Which brings us to the myriad problems of DRM. While the technologies make sure recipients pay for content, they don't prevent data from being shared across multiple networks. The application-dependent DRM also faces the problem of having limits on applications to have specific decryption code embedded inside. For example, an application that works as a safeguard for an MP3 file will not work on a DVD.
They Say DRM, He Says DPP
Dr. George Friedman, CEO and founder of antitheft firm Infraworks said digital rights management is no longer where it's at. Friedman believes DRM as we have come to know and talk of it, just doesn't cut it.
Instead, he and his team have spent the last few years crafting a new breed of antitheft technology, marked down under the even more assertive category of digital property protection (DPP), for the past few years in an Austin, Texas laboratory.
"Digital property protection involves the trusted exchange of moneys," Friedman said. "As for DRM, none of it has value unless you can genuinely protect your property. On a scale of 100,000 people, say your protected from 95 percent of them. That leaves 5,000 that can steal and get it out to people to satisfy all desires. This area is unlike software where 90 percent effectiveness and great marketing wins."

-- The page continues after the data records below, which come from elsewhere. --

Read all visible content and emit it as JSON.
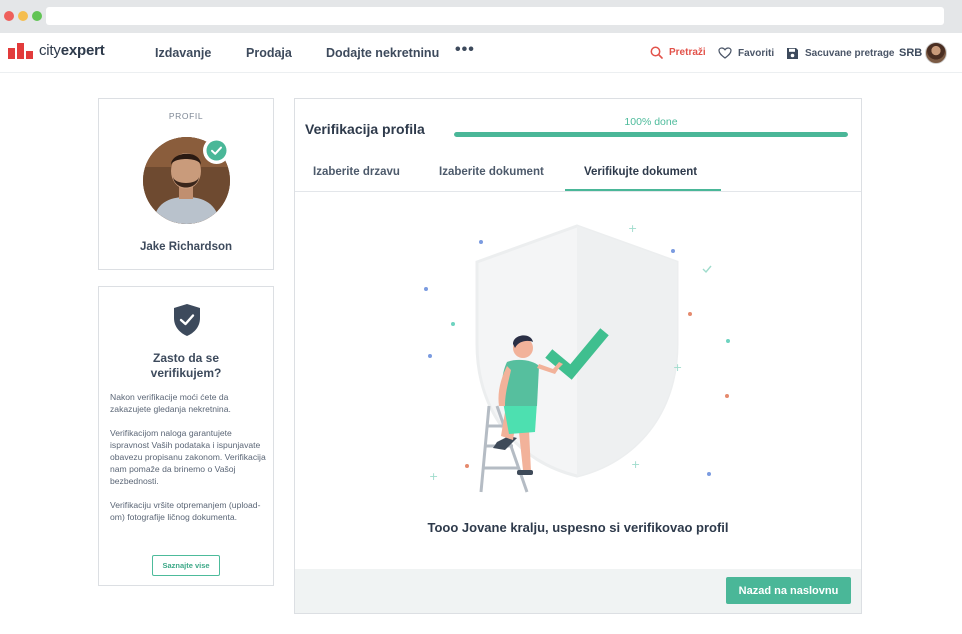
{
  "nav": {
    "logo_prefix": "city",
    "logo_suffix": "expert",
    "links": [
      "Izdavanje",
      "Prodaja",
      "Dodajte nekretninu"
    ],
    "more": "•••",
    "search": "Pretraži",
    "favorites": "Favoriti",
    "saved_searches": "Sacuvane pretrage",
    "language": "SRB"
  },
  "profile": {
    "label": "PROFIL",
    "name": "Jake Richardson"
  },
  "why": {
    "title": "Zasto da se verifikujem?",
    "paragraphs": [
      "Nakon verifikacije moći ćete da zakazujete gledanja nekretnina.",
      "Verifikacijom naloga garantujete ispravnost Vaših podataka i ispunjavate obavezu propisanu zakonom. Verifikacija nam pomaže da brinemo o Vašoj bezbednosti.",
      "Verifikaciju vršite otpremanjem (upload-om) fotografije ličnog dokumenta."
    ],
    "button": "Saznajte vise"
  },
  "verification": {
    "title": "Verifikacija profila",
    "progress_label": "100% done",
    "progress": 1.0,
    "tabs": [
      "Izaberite drzavu",
      "Izaberite dokument",
      "Verifikujte dokument"
    ],
    "active_tab": "Verifikujte dokument",
    "success_message": "Tooo Jovane kralju, uspesno si verifikovao profil",
    "back_button": "Nazad na naslovnu"
  },
  "colors": {
    "accent": "#4ab798",
    "brand_red": "#e23b3b",
    "text_dark": "#2e3a4b"
  }
}
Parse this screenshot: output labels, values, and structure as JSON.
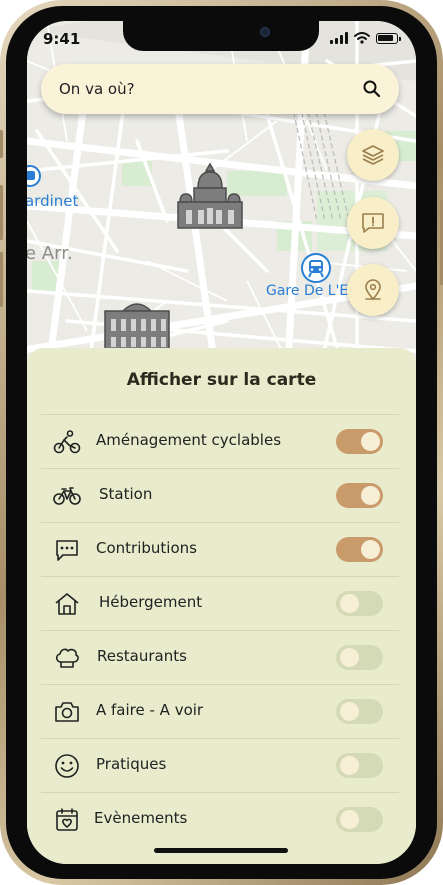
{
  "status_bar": {
    "time": "9:41"
  },
  "search": {
    "placeholder": "On va où?"
  },
  "map": {
    "labels": {
      "station_left": "ardinet",
      "district": "e Arr.",
      "station_right": "Gare De L'E"
    }
  },
  "fab_buttons": [
    {
      "icon": "layers-icon"
    },
    {
      "icon": "report-icon"
    },
    {
      "icon": "location-pin-icon"
    }
  ],
  "panel": {
    "title": "Afficher sur la carte",
    "items": [
      {
        "icon": "bike-path-icon",
        "label": "Aménagement cyclables",
        "enabled": true
      },
      {
        "icon": "bicycle-icon",
        "label": "Station",
        "enabled": true
      },
      {
        "icon": "chat-icon",
        "label": "Contributions",
        "enabled": true
      },
      {
        "icon": "house-icon",
        "label": "Hébergement",
        "enabled": false
      },
      {
        "icon": "chef-hat-icon",
        "label": "Restaurants",
        "enabled": false
      },
      {
        "icon": "camera-icon",
        "label": "A faire - A voir",
        "enabled": false
      },
      {
        "icon": "smiley-icon",
        "label": "Pratiques",
        "enabled": false
      },
      {
        "icon": "calendar-heart-icon",
        "label": "Evènements",
        "enabled": false
      }
    ]
  },
  "colors": {
    "panel_bg": "#e8ebcc",
    "toggle_on": "#c99a6a",
    "toggle_off": "#d4d9b6",
    "search_bg": "#fbf3d8",
    "fab_bg": "#f8eec8",
    "map_label_blue": "#2a7fd4"
  }
}
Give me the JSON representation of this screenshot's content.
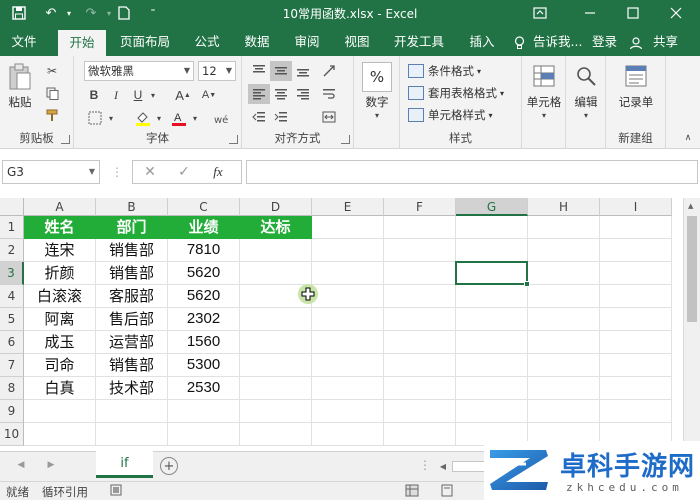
{
  "titlebar": {
    "document_title": "10常用函数.xlsx - Excel"
  },
  "tabs": [
    {
      "label": "文件",
      "active": false
    },
    {
      "label": "开始",
      "active": true
    },
    {
      "label": "页面布局",
      "active": false
    },
    {
      "label": "公式",
      "active": false
    },
    {
      "label": "数据",
      "active": false
    },
    {
      "label": "审阅",
      "active": false
    },
    {
      "label": "视图",
      "active": false
    },
    {
      "label": "开发工具",
      "active": false
    },
    {
      "label": "插入",
      "active": false
    }
  ],
  "tellme": "告诉我...",
  "signin": "登录",
  "share": "共享",
  "ribbon": {
    "clipboard": {
      "paste_label": "粘贴",
      "group_label": "剪贴板"
    },
    "font": {
      "font_name": "微软雅黑",
      "font_size": "12",
      "group_label": "字体"
    },
    "alignment": {
      "group_label": "对齐方式"
    },
    "number": {
      "label": "数字"
    },
    "styles": {
      "conditional_format": "条件格式",
      "table_format": "套用表格格式",
      "cell_style": "单元格样式",
      "group_label": "样式"
    },
    "cells": {
      "label": "单元格"
    },
    "editing": {
      "label": "编辑"
    },
    "newgroup": {
      "record_label": "记录单",
      "group_label": "新建组"
    }
  },
  "formula_bar": {
    "name_box": "G3",
    "fx": "fx",
    "formula": ""
  },
  "grid": {
    "columns": [
      "A",
      "B",
      "C",
      "D",
      "E",
      "F",
      "G",
      "H",
      "I"
    ],
    "rows": [
      "1",
      "2",
      "3",
      "4",
      "5",
      "6",
      "7",
      "8",
      "9",
      "10"
    ],
    "selected_cell": "G3",
    "header_row": [
      "姓名",
      "部门",
      "业绩",
      "达标"
    ],
    "data_rows": [
      [
        "连宋",
        "销售部",
        "7810",
        ""
      ],
      [
        "折颜",
        "销售部",
        "5620",
        ""
      ],
      [
        "白滚滚",
        "客服部",
        "5620",
        ""
      ],
      [
        "阿离",
        "售后部",
        "2302",
        ""
      ],
      [
        "成玉",
        "运营部",
        "1560",
        ""
      ],
      [
        "司命",
        "销售部",
        "5300",
        ""
      ],
      [
        "白真",
        "技术部",
        "2530",
        ""
      ]
    ]
  },
  "sheets": [
    {
      "name": "if",
      "active": true
    }
  ],
  "statusbar": {
    "mode": "就绪",
    "message": "循环引用"
  },
  "watermark": {
    "brand": "卓科手游网",
    "domain": "zkhcedu.com"
  },
  "colors": {
    "excel_green": "#217346",
    "header_fill": "#22ac38"
  }
}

Qualified by the National Software Testing Lab and called InTether, the technology involves putting a software vault on a user's PC, allowing the user to download a variety of content formats. The technology is good for the lifetime of the file and if someone cracks the file, the content is automatically destroyed and vanishes without a trace. Friedman said InTether was very difficult to create and took more than three